Third, Eurocrats and EU27 Ministers will seek to manipulate public opinion, too. For while our Ministers will feed information to journalists, they will want to keep most of their negotiating position under wraps: remember how long it took Theresa May to deliver her big speech setting out the Government’s position on Brexit. Our interlocutors will have no such inhibitions. They will brief anyone willing to listen about May’s position, if they think it is in their interest – and garnish what they deliver with their own threats and counter-threats. The BBC, the Guardian, the Financial Times and Remainers everywhere will lap it all up.
Fouth, tales will surface that are, frankly, triumphs of wishful thinking. We hate to single out particular instances, but today’s Sun on Sunday yarn suggesting the return of blue passports post-Brexit is unsupported by its content.
Fifth, stories will appear whose projection is more impressive than their make-up. The rumpus over Gibraltar is a classic. If Spain wants to use its veto over the matter, or push for support via QMV, or both (depending on what sort of deal is under discussion), it will – at considerable cost to its own growth, by the way.
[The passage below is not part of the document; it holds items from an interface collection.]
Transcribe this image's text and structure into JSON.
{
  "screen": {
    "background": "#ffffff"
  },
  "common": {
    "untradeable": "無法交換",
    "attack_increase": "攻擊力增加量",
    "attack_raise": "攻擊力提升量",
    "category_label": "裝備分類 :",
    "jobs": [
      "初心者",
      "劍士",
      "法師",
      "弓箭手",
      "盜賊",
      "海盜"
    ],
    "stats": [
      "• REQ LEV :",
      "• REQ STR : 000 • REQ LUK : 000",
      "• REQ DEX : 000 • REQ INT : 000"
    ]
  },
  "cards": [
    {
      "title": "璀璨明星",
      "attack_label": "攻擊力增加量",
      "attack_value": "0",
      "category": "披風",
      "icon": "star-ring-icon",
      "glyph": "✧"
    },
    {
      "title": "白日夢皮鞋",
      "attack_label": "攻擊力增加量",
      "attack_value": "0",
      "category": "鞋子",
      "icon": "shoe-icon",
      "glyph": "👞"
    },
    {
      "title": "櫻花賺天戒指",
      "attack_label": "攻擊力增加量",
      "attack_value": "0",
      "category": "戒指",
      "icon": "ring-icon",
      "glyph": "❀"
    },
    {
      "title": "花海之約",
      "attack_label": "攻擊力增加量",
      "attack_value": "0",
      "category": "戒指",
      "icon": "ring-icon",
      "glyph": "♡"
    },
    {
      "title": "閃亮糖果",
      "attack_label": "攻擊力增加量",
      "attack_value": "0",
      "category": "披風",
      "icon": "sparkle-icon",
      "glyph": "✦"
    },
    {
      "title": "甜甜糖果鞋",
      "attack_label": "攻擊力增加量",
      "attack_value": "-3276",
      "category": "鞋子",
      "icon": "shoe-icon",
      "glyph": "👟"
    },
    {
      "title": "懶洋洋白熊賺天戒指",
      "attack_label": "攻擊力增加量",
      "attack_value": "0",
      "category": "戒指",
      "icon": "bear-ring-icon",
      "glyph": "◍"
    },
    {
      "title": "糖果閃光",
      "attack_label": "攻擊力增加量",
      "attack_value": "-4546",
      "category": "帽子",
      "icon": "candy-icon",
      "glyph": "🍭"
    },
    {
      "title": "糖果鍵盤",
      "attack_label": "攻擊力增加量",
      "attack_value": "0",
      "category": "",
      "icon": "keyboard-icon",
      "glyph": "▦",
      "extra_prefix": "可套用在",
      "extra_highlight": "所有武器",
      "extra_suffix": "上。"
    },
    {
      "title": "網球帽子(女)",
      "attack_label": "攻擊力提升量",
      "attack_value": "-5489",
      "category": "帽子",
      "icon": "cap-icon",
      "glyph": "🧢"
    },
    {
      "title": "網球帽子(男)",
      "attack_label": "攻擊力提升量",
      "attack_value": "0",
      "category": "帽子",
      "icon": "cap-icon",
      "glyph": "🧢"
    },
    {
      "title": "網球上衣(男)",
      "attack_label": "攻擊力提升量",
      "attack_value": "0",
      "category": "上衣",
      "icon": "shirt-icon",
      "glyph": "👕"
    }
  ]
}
If it doesn’t, it won’t. What Donald Tusk put about Gibraltar in his letter is simply one of the negotiation’s opening shots.
It is this site’s duty to link to anything significant reported each morning in our newslinks. If we’re not entirely convinced by it, watch for the use of “appears” or “claims”, or the swathing of entire chunks of texts between quotation marks.
We are no more or less prone to being spun, or caught up in the excitement of the moment, than anyone else. But we will try to keep a cool head during the two years or so ahead, especially since the negotiation is unlikely to begin in earnest until the autumn, when the French and German elections are over.